[[ Entries provided open ]]

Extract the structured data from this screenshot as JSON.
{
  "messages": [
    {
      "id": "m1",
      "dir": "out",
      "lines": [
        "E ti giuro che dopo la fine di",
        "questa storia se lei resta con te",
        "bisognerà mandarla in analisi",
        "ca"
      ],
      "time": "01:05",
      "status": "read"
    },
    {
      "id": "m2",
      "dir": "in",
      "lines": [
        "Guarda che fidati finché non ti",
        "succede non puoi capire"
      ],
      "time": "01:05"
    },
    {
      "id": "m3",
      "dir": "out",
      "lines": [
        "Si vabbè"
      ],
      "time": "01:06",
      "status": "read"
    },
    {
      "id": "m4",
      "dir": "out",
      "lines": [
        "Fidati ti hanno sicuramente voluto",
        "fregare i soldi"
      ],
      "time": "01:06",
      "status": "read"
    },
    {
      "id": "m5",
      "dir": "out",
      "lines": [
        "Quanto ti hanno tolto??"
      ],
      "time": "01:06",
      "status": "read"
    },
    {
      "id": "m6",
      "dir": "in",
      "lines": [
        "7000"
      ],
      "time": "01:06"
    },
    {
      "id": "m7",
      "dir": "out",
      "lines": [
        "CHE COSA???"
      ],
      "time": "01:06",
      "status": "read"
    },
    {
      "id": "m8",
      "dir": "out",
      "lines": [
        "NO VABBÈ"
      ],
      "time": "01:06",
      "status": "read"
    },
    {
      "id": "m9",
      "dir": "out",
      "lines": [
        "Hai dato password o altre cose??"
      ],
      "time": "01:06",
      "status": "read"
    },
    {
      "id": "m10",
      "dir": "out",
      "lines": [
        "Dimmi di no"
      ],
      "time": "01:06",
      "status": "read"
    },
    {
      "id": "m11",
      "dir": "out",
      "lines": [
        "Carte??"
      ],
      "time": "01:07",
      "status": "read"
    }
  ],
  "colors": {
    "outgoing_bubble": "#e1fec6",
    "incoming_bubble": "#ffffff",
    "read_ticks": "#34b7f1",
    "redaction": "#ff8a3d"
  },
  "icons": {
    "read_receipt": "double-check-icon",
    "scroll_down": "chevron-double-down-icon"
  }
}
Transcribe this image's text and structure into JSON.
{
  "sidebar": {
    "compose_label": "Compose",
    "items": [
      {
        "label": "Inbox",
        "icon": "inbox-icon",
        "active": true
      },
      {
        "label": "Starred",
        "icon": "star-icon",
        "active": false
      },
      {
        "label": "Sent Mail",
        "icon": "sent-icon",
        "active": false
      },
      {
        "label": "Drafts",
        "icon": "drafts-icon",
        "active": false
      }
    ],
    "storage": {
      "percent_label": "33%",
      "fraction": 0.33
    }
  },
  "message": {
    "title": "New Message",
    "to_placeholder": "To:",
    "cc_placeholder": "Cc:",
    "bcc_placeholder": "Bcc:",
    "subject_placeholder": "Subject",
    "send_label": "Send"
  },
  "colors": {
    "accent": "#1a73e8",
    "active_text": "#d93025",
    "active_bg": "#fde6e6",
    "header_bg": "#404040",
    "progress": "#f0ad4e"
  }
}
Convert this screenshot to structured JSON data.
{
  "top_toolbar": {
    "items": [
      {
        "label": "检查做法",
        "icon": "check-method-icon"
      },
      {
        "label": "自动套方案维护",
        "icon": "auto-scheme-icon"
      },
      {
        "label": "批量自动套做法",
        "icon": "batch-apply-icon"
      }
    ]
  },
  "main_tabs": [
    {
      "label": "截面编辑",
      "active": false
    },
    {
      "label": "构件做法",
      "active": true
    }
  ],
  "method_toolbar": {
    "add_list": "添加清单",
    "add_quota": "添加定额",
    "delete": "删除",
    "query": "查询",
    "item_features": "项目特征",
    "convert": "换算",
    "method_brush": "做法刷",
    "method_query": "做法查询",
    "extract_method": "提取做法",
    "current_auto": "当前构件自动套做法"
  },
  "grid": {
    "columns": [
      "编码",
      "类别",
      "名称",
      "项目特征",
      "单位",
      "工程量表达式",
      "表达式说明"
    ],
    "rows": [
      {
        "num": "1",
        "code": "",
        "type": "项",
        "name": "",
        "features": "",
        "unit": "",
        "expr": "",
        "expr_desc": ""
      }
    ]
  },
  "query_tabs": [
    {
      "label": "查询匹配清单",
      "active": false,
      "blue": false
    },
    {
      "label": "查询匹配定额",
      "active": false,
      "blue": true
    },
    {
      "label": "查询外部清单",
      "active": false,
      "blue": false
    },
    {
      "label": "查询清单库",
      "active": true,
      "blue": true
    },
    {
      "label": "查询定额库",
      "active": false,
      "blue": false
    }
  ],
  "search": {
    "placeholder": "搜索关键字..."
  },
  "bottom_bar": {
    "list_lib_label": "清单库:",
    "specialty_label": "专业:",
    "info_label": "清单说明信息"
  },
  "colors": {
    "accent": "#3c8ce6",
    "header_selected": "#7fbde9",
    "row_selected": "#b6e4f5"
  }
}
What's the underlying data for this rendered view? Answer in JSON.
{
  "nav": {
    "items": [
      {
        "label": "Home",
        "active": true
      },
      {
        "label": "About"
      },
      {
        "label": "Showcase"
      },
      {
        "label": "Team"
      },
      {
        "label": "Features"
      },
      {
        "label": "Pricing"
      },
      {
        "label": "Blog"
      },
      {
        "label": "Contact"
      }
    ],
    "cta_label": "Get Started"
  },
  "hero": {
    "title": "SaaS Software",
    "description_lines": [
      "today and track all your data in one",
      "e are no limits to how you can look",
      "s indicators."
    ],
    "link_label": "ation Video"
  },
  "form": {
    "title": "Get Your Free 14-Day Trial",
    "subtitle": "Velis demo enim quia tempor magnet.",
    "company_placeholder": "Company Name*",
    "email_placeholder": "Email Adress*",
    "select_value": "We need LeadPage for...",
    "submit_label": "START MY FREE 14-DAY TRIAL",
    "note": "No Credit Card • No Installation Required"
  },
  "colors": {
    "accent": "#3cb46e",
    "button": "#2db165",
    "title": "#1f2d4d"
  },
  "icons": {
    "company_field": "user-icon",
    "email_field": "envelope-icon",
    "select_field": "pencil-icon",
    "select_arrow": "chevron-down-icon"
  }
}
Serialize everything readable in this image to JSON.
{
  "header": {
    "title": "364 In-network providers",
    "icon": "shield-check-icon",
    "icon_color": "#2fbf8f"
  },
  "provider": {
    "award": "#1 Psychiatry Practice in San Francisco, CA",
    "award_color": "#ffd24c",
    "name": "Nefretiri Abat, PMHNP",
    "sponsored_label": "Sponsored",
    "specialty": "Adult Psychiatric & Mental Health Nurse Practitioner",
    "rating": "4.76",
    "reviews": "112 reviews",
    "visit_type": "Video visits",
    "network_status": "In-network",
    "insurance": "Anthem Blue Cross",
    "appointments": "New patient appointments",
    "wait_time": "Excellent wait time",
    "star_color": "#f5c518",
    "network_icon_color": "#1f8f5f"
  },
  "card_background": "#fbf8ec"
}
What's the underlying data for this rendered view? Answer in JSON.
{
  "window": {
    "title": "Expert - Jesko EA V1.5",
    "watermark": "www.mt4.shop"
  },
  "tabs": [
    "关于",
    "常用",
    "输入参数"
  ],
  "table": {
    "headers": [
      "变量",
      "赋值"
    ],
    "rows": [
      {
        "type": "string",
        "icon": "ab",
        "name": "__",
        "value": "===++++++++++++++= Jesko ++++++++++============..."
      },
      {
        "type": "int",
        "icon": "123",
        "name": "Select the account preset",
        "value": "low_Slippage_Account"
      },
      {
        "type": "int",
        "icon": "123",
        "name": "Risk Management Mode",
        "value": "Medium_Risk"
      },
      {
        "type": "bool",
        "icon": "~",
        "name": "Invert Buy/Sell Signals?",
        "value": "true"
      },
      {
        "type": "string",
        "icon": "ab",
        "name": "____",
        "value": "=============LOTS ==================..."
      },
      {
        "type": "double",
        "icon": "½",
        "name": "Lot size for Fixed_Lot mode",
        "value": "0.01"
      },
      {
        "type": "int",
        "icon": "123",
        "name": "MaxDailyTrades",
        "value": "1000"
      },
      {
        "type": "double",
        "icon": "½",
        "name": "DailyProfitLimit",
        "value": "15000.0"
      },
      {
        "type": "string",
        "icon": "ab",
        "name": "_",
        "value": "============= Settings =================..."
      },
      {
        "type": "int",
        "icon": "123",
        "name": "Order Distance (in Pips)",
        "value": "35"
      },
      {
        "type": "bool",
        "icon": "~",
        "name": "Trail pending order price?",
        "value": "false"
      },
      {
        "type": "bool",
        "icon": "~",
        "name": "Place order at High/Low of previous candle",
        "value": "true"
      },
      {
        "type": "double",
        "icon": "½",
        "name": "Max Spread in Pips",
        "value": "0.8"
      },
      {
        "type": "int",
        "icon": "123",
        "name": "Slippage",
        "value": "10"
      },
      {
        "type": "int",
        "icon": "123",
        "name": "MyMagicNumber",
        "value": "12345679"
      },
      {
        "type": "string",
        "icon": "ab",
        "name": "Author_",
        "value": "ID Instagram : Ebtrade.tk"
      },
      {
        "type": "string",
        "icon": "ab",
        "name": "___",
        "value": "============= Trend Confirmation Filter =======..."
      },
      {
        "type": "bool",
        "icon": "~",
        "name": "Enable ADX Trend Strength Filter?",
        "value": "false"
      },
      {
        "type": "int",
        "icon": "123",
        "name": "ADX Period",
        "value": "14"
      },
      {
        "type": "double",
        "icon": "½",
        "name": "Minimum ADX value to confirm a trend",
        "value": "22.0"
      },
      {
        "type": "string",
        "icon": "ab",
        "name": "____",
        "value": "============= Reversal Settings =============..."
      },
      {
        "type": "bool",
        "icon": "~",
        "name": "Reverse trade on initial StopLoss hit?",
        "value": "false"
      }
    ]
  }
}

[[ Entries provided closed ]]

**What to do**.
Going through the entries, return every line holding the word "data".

**Solution to this problem**.
Extract the structured data from this screenshot as JSON.
Convert this screenshot to structured JSON data.
What's the underlying data for this rendered view? Answer in JSON.
      "today and track all your data in one",
What's the underlying data for this rendered view? Answer in JSON.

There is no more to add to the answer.